Meditation practice actually changes this ratio-not through some unattainable spiritual path ( although as you know I am a BIG fan of faith and prayer – which also has a massive positive impact on your brain) but through SCIENCE.
The Buddha, Jesus, God and all the other spiritual giants were exactly right- you can transform your life with the steady practice of silent and guided meditations. (I just finished a religion research project and pretty much everybody says to meditate regularly, but most faithful people skip this step.)
I find it helpful to think of it this way – my brain needs meditation like my body needs water,– that’s how critical this practice is to optimal brain health and function.
It’s not always easy to start, but once a couple weeks pass, the positive changes help keep the practice going; it only takes a few days for positive results to start.
There are several apps and groups that support meditation practice. A big side benefit of practicing is meeting other practitioners-people who are investing time and effort in the pursuit of serenity and mindfulness.
When we sing together, our hearts start to beat in unison. We really are connected and my favorite monk was right when he said
“You can help with world peace by achieving inner peace-you are too small to do anything about the whole world, but with practice you can change your whole world and then their whole world.”- Venerable Bhante Sujatha
I like to think of practice as a way to thaw out, untie and let go of the frozen knot in my part of the human connection rope; As I unwrap myself from nonstop thinking and fear based reactions, I can be here, with you, with less barrier between us.
Good luck on your personal journey from here to there. I hope you can feel my love, support and gratitude for every effort made toward inner peace as I believe this is the only path to outer peace.

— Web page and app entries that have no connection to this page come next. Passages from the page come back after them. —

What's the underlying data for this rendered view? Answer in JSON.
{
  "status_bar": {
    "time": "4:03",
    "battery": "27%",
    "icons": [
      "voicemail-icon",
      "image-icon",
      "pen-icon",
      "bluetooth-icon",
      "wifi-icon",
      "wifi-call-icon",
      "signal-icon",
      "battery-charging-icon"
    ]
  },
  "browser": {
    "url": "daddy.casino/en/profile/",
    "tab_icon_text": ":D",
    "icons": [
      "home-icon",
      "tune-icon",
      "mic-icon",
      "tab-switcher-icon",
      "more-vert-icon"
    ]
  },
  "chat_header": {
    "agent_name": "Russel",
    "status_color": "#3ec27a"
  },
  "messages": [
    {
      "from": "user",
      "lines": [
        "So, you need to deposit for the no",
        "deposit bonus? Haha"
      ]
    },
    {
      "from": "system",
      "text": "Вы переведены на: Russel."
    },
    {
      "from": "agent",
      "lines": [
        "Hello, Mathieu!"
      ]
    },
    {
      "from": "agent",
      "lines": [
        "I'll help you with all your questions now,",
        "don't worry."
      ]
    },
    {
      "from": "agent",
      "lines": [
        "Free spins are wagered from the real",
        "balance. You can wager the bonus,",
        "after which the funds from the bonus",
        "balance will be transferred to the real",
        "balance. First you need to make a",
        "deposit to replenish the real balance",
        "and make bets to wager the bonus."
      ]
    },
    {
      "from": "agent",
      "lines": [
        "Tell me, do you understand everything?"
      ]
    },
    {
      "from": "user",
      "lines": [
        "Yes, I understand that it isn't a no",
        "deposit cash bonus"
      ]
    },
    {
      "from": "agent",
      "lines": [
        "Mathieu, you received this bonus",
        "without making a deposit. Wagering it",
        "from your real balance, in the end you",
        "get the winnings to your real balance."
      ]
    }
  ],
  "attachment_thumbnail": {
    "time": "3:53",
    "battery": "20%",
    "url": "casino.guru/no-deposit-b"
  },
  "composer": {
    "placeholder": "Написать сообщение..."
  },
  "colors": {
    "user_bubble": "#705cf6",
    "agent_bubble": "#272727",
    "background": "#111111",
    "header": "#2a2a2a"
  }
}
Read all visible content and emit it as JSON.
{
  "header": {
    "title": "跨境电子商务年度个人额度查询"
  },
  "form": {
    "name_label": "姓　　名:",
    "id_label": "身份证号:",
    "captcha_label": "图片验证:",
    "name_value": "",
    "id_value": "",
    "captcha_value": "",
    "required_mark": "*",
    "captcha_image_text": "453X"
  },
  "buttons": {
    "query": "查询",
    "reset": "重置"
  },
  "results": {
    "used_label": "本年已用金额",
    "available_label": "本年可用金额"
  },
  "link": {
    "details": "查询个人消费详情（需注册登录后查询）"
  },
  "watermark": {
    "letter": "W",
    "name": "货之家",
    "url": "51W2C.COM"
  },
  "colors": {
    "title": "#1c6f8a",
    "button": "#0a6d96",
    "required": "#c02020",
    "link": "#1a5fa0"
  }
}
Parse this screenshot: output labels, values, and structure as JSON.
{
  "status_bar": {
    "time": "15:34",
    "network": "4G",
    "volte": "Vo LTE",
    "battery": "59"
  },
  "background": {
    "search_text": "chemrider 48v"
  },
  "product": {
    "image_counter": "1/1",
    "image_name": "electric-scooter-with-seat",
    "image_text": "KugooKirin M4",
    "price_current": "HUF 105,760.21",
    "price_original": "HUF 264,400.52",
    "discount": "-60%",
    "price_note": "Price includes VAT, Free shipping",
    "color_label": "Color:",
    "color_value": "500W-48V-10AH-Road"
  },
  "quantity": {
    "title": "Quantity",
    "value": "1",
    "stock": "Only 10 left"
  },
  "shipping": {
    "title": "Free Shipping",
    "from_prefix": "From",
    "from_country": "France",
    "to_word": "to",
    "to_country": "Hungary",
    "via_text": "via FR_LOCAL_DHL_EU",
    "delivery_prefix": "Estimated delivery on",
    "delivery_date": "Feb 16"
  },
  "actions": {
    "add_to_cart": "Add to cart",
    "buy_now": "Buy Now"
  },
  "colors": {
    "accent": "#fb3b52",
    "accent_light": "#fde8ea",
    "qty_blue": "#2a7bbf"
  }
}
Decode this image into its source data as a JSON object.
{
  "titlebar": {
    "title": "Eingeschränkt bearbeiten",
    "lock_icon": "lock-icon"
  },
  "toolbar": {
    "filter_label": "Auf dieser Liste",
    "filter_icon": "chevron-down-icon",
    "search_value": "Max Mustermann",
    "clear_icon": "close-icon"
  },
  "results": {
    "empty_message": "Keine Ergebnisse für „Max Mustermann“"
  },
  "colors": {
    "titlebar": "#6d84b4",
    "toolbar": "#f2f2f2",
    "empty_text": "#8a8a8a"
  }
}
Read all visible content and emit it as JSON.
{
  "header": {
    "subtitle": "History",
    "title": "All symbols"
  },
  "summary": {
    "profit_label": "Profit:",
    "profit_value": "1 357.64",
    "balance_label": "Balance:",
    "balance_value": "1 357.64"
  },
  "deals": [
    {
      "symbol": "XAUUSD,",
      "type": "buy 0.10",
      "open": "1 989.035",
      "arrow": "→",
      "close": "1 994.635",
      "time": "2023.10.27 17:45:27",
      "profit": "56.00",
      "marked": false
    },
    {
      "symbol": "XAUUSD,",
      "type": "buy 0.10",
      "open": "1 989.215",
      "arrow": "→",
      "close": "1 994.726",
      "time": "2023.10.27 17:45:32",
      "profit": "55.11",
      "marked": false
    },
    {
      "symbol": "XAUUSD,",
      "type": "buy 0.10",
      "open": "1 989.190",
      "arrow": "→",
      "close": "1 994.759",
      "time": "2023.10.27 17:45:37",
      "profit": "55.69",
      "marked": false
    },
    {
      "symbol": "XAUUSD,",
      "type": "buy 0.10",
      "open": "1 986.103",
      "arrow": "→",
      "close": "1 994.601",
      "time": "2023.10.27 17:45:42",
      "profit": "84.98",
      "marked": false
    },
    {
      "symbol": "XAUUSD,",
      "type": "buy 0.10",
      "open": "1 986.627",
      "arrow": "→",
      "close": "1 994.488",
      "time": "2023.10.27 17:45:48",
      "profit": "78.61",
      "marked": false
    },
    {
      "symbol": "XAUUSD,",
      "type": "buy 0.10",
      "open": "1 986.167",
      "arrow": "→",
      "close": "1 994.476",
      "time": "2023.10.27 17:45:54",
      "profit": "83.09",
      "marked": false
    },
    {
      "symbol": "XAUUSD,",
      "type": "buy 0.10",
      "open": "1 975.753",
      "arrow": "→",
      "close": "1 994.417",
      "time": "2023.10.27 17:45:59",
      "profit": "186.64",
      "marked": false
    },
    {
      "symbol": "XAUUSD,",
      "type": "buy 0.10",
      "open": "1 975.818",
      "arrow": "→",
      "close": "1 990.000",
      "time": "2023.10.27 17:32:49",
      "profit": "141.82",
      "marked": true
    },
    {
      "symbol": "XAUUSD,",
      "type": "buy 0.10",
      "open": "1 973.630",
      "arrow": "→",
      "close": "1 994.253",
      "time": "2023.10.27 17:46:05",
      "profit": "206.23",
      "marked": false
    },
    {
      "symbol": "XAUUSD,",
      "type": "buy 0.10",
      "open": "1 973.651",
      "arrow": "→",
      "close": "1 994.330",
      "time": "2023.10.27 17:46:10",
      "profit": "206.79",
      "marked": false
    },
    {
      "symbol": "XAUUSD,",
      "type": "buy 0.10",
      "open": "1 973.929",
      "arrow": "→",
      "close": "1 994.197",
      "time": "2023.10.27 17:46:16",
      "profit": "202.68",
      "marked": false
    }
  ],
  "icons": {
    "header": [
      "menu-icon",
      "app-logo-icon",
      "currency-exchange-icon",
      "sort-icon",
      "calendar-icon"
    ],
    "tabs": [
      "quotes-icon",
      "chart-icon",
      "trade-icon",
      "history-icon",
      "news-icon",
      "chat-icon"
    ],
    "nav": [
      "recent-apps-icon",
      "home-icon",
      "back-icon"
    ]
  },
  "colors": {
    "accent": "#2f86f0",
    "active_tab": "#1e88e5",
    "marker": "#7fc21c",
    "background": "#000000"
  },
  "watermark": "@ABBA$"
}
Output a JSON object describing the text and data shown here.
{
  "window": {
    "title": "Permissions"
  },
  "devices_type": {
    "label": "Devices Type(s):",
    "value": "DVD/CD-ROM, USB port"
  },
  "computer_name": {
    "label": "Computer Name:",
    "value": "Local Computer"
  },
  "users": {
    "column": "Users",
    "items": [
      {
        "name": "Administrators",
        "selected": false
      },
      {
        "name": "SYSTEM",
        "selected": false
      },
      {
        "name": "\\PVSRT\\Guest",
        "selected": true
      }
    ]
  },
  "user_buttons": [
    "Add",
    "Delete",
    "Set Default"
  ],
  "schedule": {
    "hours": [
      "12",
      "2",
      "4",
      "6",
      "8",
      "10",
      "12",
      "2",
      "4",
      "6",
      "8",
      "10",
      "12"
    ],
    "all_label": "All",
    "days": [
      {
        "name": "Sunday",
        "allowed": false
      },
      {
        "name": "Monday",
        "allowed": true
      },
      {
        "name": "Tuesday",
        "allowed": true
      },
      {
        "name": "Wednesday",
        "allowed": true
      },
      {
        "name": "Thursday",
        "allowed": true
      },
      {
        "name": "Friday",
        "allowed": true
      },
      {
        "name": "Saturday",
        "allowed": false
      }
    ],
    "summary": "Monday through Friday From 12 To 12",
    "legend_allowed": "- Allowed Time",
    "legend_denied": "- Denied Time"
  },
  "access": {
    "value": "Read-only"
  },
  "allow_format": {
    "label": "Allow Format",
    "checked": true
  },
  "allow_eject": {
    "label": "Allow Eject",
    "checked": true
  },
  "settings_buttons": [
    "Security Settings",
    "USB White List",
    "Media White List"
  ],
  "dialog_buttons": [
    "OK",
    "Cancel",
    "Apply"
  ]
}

(well, that and outlaw profits on drugs and war weapons-sorry I had to say it!)
thank you for reading